It's that time of year when companies are (or soon will be) offering open enrollment, meaning you have a chance to look over your benefits and make sure they're still meeting your needs — while taking the smallest chunk possible out of your paycheck.I know: You're still coping with the end of summer, and I am, too. Readjusting to a new schedule that includes getting the kids on the bus and getting myself to back-to-school nights seems like enough to keep my plate overflowing. But you're doing your wallet an injustice if you let open enrollment pass you by. And, chances are, you might be.“We've done research that shows that less than half of people who get communications from their employer about open enrollment actually read them,” says Tom Billet, a senior consultant at Watson Wyatt. Big mistake. Because the menu of benefits gets longer (and more confusing) each year, it can be tempting to stick with what you know. But that's exactly why it's so important to evaluate your options at least once a year, which at many companies now include things like disability insurance, long-term care and flexible spending accounts. I'm not asking you to devote a ton of time to this. An hour. Two hours tops should be plenty of time to see how your current benefits stack up against the alternatives. With the handy cheat sheet below, you're already well on your way:Understand the cost
Between premiums, co-pays and prescription drug prices, it can be tough to figure out what you're actually paying for your health insurance. “What most folks do is just focus on what's coming out of their paycheck for health care, but you really need to think about what kind of health care user you are,” says Craig Johnson, a benefits expert at Mercer Consulting. If you're the type that visits the doctor once a year for a checkup, but toughs it out when cold and flu season hits, the costs of your premiums may mean more to you than your co-pay. But if you have an ongoing condition that requires many visits a year, you probably want to keep the cost of each trip as low as possible, and that's going to mean taking a bigger chunk out of your check each payday. “From a premium perspective, and that's what's coming out of your paycheck, an HMO and PPO would take more out and a health savings account would take less. In exchange for less coming out each pay period, there will be a higher cost each time you need a health care service,” explains Johnson. The other side of this, and something that many people forget to take into consideration, is your spending habits. If you tend to spend every penny of every paycheck, it might be wise to go with a higher premium. That way, the money is taken out in advance and if you have to visit the doctor unexpectedly, you know it will come at a set — and often low — cost. Consider a health savings accountHSAs work by linking an insurance policy with a high deductible to a savings account. Your premiums are lower each month, so you can put the money you save in the savings account, to be used for health care expenses. The best part? The money you don't withdraw grows and can be used for retirement. If you leave your job, your account goes with you.But HSAs aren't for everyone, particularly those who rack up a lot of health care expenses during the year.
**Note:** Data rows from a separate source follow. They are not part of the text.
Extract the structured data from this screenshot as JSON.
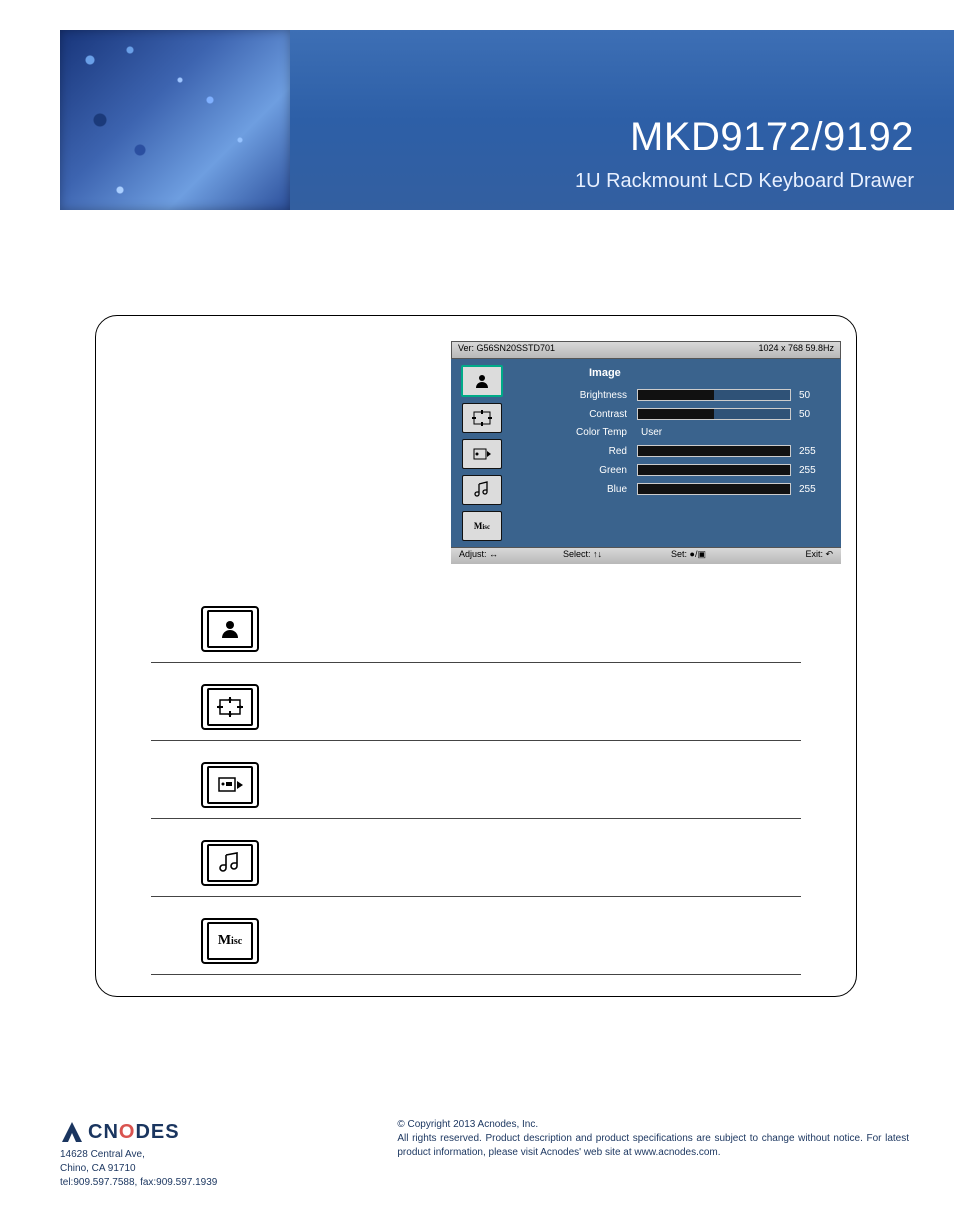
{
  "header": {
    "title": "MKD9172/9192",
    "subtitle": "1U Rackmount LCD Keyboard Drawer"
  },
  "osd": {
    "version": "Ver: G56SN20SSTD701",
    "resolution": "1024 x 768  59.8Hz",
    "section_title": "Image",
    "icons": [
      "image-icon",
      "geometry-icon",
      "color-icon",
      "audio-icon",
      "misc-icon"
    ],
    "params": [
      {
        "label": "Brightness",
        "value": "50",
        "pct": 50,
        "type": "bar"
      },
      {
        "label": "Contrast",
        "value": "50",
        "pct": 50,
        "type": "bar"
      },
      {
        "label": "Color Temp",
        "value": "User",
        "type": "text"
      },
      {
        "label": "Red",
        "value": "255",
        "pct": 100,
        "type": "bar"
      },
      {
        "label": "Green",
        "value": "255",
        "pct": 100,
        "type": "bar"
      },
      {
        "label": "Blue",
        "value": "255",
        "pct": 100,
        "type": "bar"
      }
    ],
    "foot": {
      "adjust": "Adjust: ↔",
      "select": "Select: ↑↓",
      "set": "Set: ●/▣",
      "exit": "Exit: ↶"
    }
  },
  "rows": [
    {
      "icon": "image-icon"
    },
    {
      "icon": "geometry-icon"
    },
    {
      "icon": "color-icon"
    },
    {
      "icon": "audio-icon"
    },
    {
      "icon": "misc-icon"
    }
  ],
  "footer": {
    "brand": "ACNODES",
    "addr1": "14628 Central Ave,",
    "addr2": "Chino, CA 91710",
    "contact": "tel:909.597.7588, fax:909.597.1939",
    "legal": "© Copyright 2013 Acnodes, Inc.\nAll rights reserved. Product description and product specifications are subject to change without notice. For latest product information, please visit Acnodes' web site at www.acnodes.com."
  }
}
They often get touted to the young and healthy crowd. But Johnson says these accounts can also be beneficial if you're relatively wealthy, because the money goes into the account before taxes. “If you make an awful lot of money and it doesn't matter how much you pay at the time for care because you can afford it, it can be another tax shelter for you,” Johnson says.Take advantage of flexible spending accountsAlmost anyone can benefit from an FSA, yet most employees who are offered one don't take advantage. The accounts tend to scare people off because it's a use-it-or-lose-it situation: You have to spend the money within a year. But there are a ton of perks, especially if big expenses like braces for the kids are on the horizon. Because contributions to the account come out of your paycheck before taxes are taken out, you're essentially getting a discount of about a quarter to a third when you pay for the large-scale health services that your insurance company isn't likely to cover. You can use the money for the little things that add up fast, too, like over-the-counter medications. “If you're really concerned, do your best to estimate what you think your out-of-pocket health care expenses will be in the coming year. Then put half of that amount in the FSA,” advises Billet. Weigh new insurance optionsDisability and long-term-care insurance are being offered with more frequency now, but not everyone needs this kind of coverage. The window of people who need long-term-care insurance is pretty tight, in fact: If you're in your 50s and have assets between about $300,000 and $2 million, taking the coverage makes sense. Otherwise, you may want to pass, particularly because while you'll get a better rate through your company, most won't subsidize it.Disability, however, is a different story. “At just about every age level, the chances of you becoming disabled are about four times as high as the rate of death,” says Billet. Should that happen, you'll need to replace your income. It can be hard to get an individual disability policy, so take the coverage from your company. Lastly, don't be afraid to ask for help. Your human resources department or benefits administrator is used to working long hours during open enrollment, trust me.
With reporting by Arielle McGowen.
Jean Chatzky is an editor-at-large at “Money” magazine and serves as AOL’s official Money Coach. She is the personal finance editor for NBC’s “Today” show and is also a columnist for “Life” magazine. She is the author of four books, including “Pay It Down! From Debt to Wealth on $10 a Day” (Portfolio, 2004). To find out more, visit her Web site, .